Canadian primary care doctors face shortage of protective equipment
Without a supply of protective equipment, Ontario family physician Dr. Carola Collins and others have started making their own.
Family doctors worried about potential exposure to COVID-19 are using social media to swap patterns for face masks and reusable gowns, while decrying a shortage of personal protective equipment.
“I got an update from Public Health saying that if I do a home visit, I’m expected to put a mask on myself, and wear an isolation gown and a face shield,” says Dr. Carola Collins, a palliative care physician and family doctor in Ingersoll, Ont.
But Collins has no isolation gowns, no face shields, and until earlier this week, when she began making her own out of quilting scraps, she was down to her last three surgical masks. She can’t find any equipment and is concerned about transferring the virus during her work in the community, especially when visiting palliative patients at homes.
Other community doctors in a 7000-member national Facebook group are posting about equipment shortages and sharing sources for reusable gowns and do-it-yourself face shields. And Collins’ nursing colleagues in Ontario, especially those who conduct home visits, have complained of similar equipment shortages.
“The government has given us nothing,” said Dr. Javed Alloo, a family doctor in North Toronto. “We had a couple of gowns left over from H1N1 in our clinic. Hopefully we can get away with surgical masks… I have been talking to many doctors who don’t have anything.”
During the SARS crisis of 2003, healthcare practitioners received kits of personal protective equipment to ensure they could treat patients, according to Dr. Yoni Freedhoff, an associate professor of family medicine at the University of Ottawa. “We definitely all received boxes with gowns, masks (over the ears, not N95), gloves, hand sanitizer and such,” said Freedhoff. He’s urging federal and provincial public health authorities to do the same now.
Lack of protective equipment is particularly challenging for practitioners who care for patients in vulnerable circumstances. Personal protective equipment is running low among teams working with people experiencing homelessness, says Dr. Jeffrey Turnbull, medical director of Ottawa Inner City Health.
“We plan to open an isolation unit tomorrow and we will very quickly exhaust all personal protective equipment,” he said. “If you don’t have it then you are putting your staff at an exceptional risk.”

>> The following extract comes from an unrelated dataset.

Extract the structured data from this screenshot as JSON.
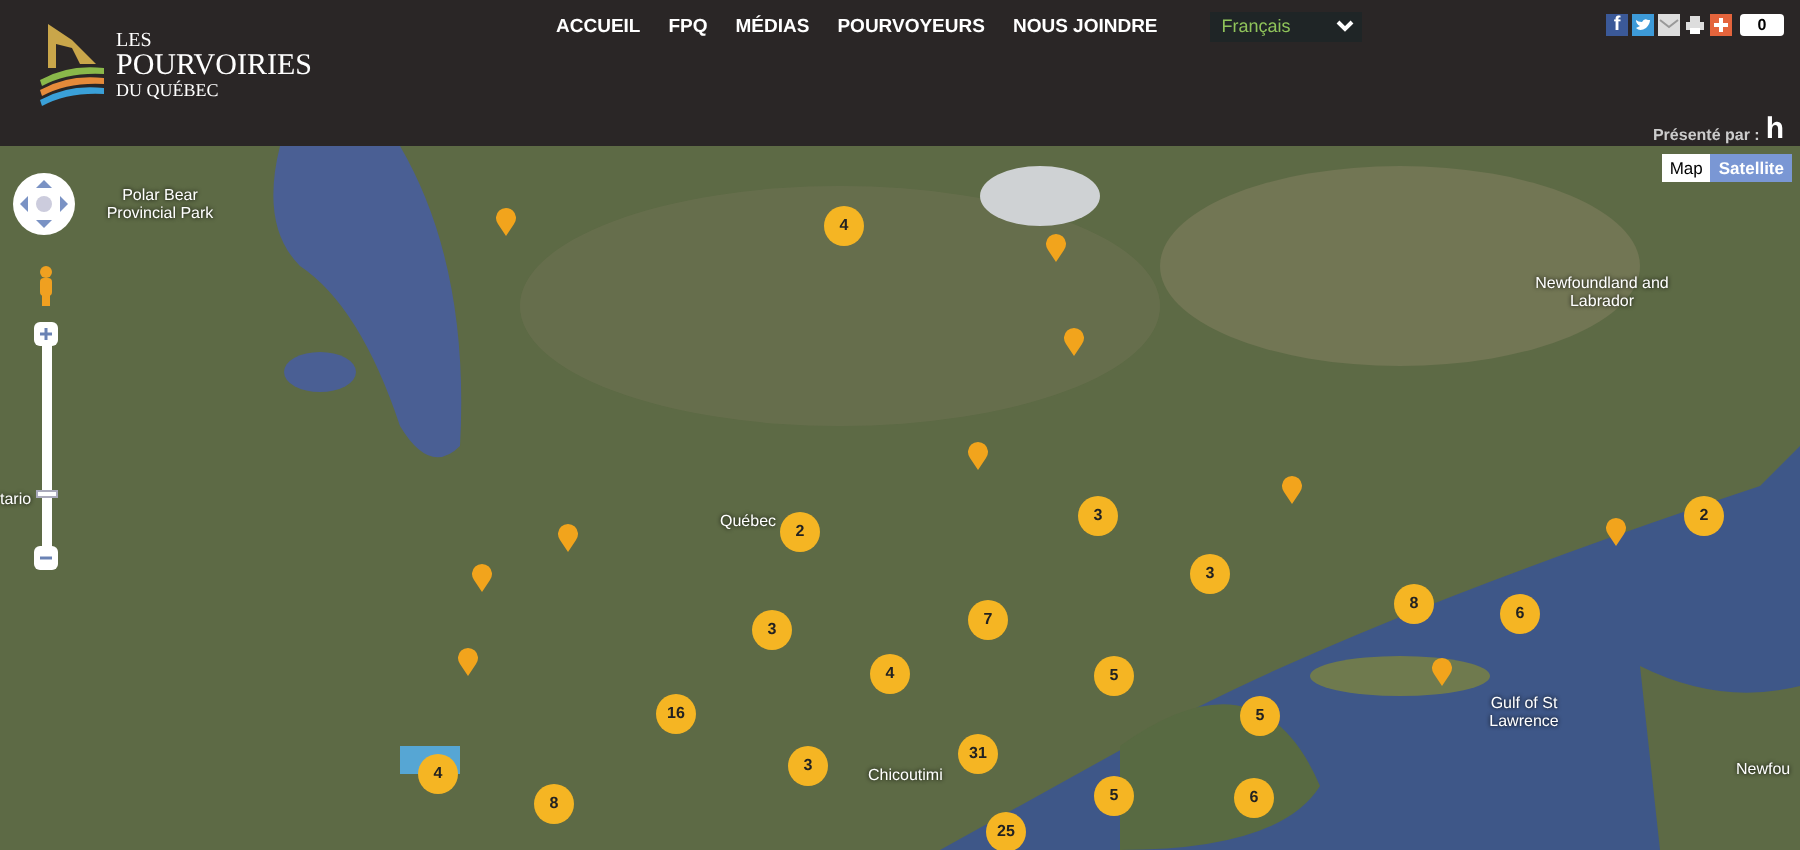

Turnbull, a past-president of the Canadian Medical Association, urged the provinces and public health officials to quickly distribute equipment. Protecting people experiencing homelessness across Canada protects the healthcare system, he said. “We are doing our very best to protect the hospitals and the scarce resources we have there.”
The federal government has acknowledged shortages, not just personal protective equipment but also ventilators and swabs for testing kits. Deputy Prime Minister Chrystia Freeland suggested in a Mar. 19 news conference that money is not the problem. Equipment is in short supply globally.
“We are looking at every single option… whether it is the possibility of making some of this stuff [in Canada], whether it is various really extraordinary procurement efforts around the world that we are engaged in, and also knowing what everybody has so we can manage surges around the country,” said Freeland.
Even though the federal government is leading the response to COVID-19 provinces and regions have been trying to smooth supply of protective equipment. “We’ve been trying to work at our regional tables to look at those local needs and see how they can be dealt with,” said Dr. David Williams, Ontario’s Chief Medical Officer of Health. For now, Williams is directing family doctors to send patients who may have COVID-19 to special assessment centres, rather than screen them unsafely in their practices, and encouraging more virtual care.
Photo courtesy of Dr. Carola Collins